American Jewish Committee CEO Ted Deutch said he is working with his Israeli friends to prevent the government in Jerusalem from changing the Law of Return.
Under the current law, an individual with a single Jewish grandparent is eligible for automatic Israeli citizenship.
“We want the Israeli government and our friends to understand that we will act to prevent anything from happening to cause rifts within Diaspora Jewry,” Deutch said. “We don’t want anything to happen that could stop people from seeing Israel as their place of refuge, especially now, during a period of heightened antisemitism.”
The former congressman added that he had been “clear” about the matter in conversations with Israeli officials during his visit this week to the country.
“Any restrictions imposed on the Law of Return is not a message that we can send to Jewish communities around the world, and we’ve been clear on this during our conversations,” said Deutch.
According to halacha, or Jewish religious law, a person is Jewish if they or their mother is Jewish, or if they convert to Judaism.
There are currently an estimated 400,000 people in Israel’s Jewish sector who are not considered Jewish according to halacha.
Regarding the Law of Return, then-Prime Minister David Ben-Gurion decided with the establishment of the Jewish state that “whoever was born to a Jewish mother and is not of another religion, or whoever converted according to Jewish law,” will be considered a Jew.
In 1970, however, it was ruled that the children and grandchildren of a Jew could immigrate to Israel by virtue of the Law of Return.
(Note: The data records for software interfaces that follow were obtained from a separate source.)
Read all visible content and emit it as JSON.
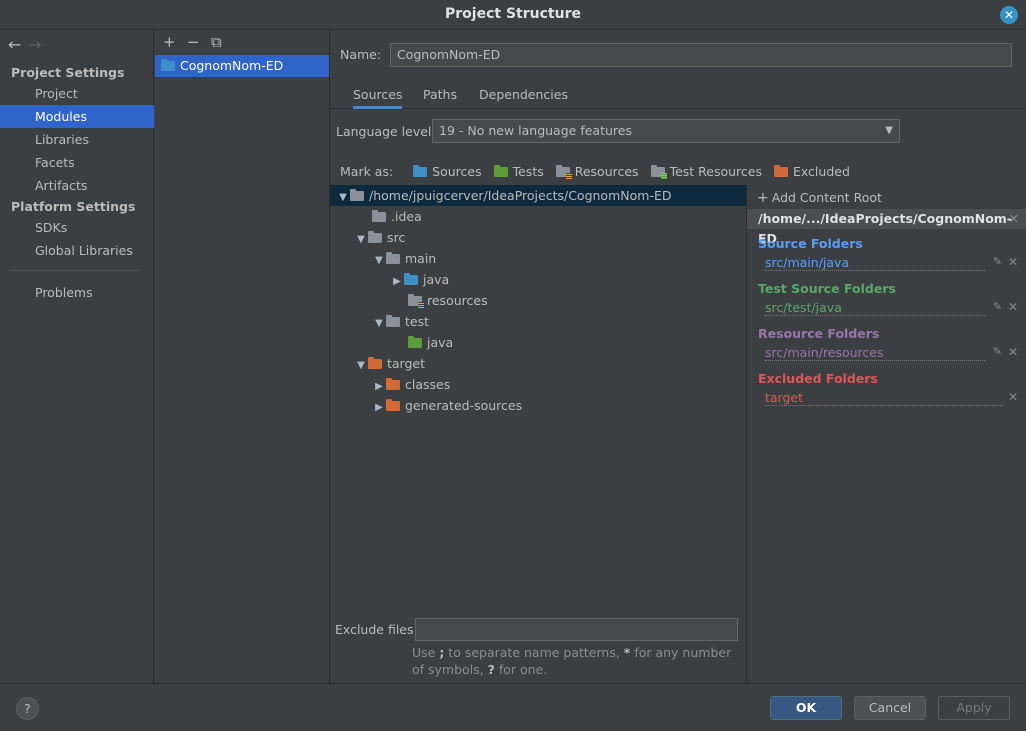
{
  "window": {
    "title": "Project Structure"
  },
  "sidebar": {
    "project_settings": "Project Settings",
    "platform_settings": "Platform Settings",
    "items": [
      {
        "label": "Project"
      },
      {
        "label": "Modules"
      },
      {
        "label": "Libraries"
      },
      {
        "label": "Facets"
      },
      {
        "label": "Artifacts"
      },
      {
        "label": "SDKs"
      },
      {
        "label": "Global Libraries"
      },
      {
        "label": "Problems"
      }
    ]
  },
  "modules": {
    "items": [
      {
        "label": "CognomNom-ED"
      }
    ]
  },
  "main": {
    "name_label": "Name:",
    "name_value": "CognomNom-ED",
    "tabs": [
      {
        "label": "Sources"
      },
      {
        "label": "Paths"
      },
      {
        "label": "Dependencies"
      }
    ],
    "language_label": "Language level:",
    "language_value": "19 - No new language features",
    "mark_as": {
      "label": "Mark as:",
      "options": [
        {
          "label": "Sources"
        },
        {
          "label": "Tests"
        },
        {
          "label": "Resources"
        },
        {
          "label": "Test Resources"
        },
        {
          "label": "Excluded"
        }
      ]
    },
    "tree": [
      {
        "label": "/home/jpuigcerver/IdeaProjects/CognomNom-ED"
      },
      {
        "label": ".idea"
      },
      {
        "label": "src"
      },
      {
        "label": "main"
      },
      {
        "label": "java"
      },
      {
        "label": "resources"
      },
      {
        "label": "test"
      },
      {
        "label": "java"
      },
      {
        "label": "target"
      },
      {
        "label": "classes"
      },
      {
        "label": "generated-sources"
      }
    ],
    "exclude_label": "Exclude files:",
    "exclude_value": "",
    "exclude_help_1": "Use ",
    "exclude_help_semi": ";",
    "exclude_help_2": " to separate name patterns, ",
    "exclude_help_star": "*",
    "exclude_help_3": " for any number of symbols, ",
    "exclude_help_q": "?",
    "exclude_help_4": " for one."
  },
  "content_root": {
    "add_label": "Add Content Root",
    "path": "/home/.../IdeaProjects/CognomNom-ED",
    "groups": [
      {
        "title": "Source Folders",
        "entry": "src/main/java",
        "color": "#589df6"
      },
      {
        "title": "Test Source Folders",
        "entry": "src/test/java",
        "color": "#59a869"
      },
      {
        "title": "Resource Folders",
        "entry": "src/main/resources",
        "color": "#9876aa"
      },
      {
        "title": "Excluded Folders",
        "entry": "target",
        "color": "#e05555"
      }
    ]
  },
  "buttons": {
    "ok": "OK",
    "cancel": "Cancel",
    "apply": "Apply",
    "help": "?"
  }
}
During those years, many discussions were held in order to determine who is a Jew, and how to define a person who converts through a non-Orthodox conversion process, but no consensus was reached.
The leaders of seven major Jewish and Zionist organizations warned Prime Minister Benjamin Netanyahu earlier this month that proposed changes to the “grandfather clause” in the Law of Return could affect the unity of world Jewry.
In contrast, Ashkenazi Chief Rabbi of Israel Rabbi David Lau in November urged the Knesset to amend the Law of Return to curb non-Jewish immigration.
The issue came to the fore amid a wave of immigration from Russia and Ukraine following Moscow’s invasion of the latter country, most of whom were not Jewish—only three in 10, according to mid-November data from Israel’s Population and Immigration Authority.
According to an analysis of data from Israel’s Central Bureau of Statistics (CBS), a surge in legal immigration by those who are not halachically Jewish has led to a decrease in the country’s Jewish majority.
The Israeli Immigration Policy Center, an NGO established in 2012 to promote immigration policy that serves Israel’s strategic interests, found that last year’s 23-year record in the number of new immigrants had resulted in a 0.3% decline in the Jewish majority, to 73.6% from 73.9% at the end of 2021.
This continues a 30-year trend, with the country’s Jewish majority having declined by a total of about 10 percentage points over that span, losing about one point every three years on average.
As a result of the “grandparent clause,” of the new immigrants in 2022, only 32,000 (45% of the total) were Jews.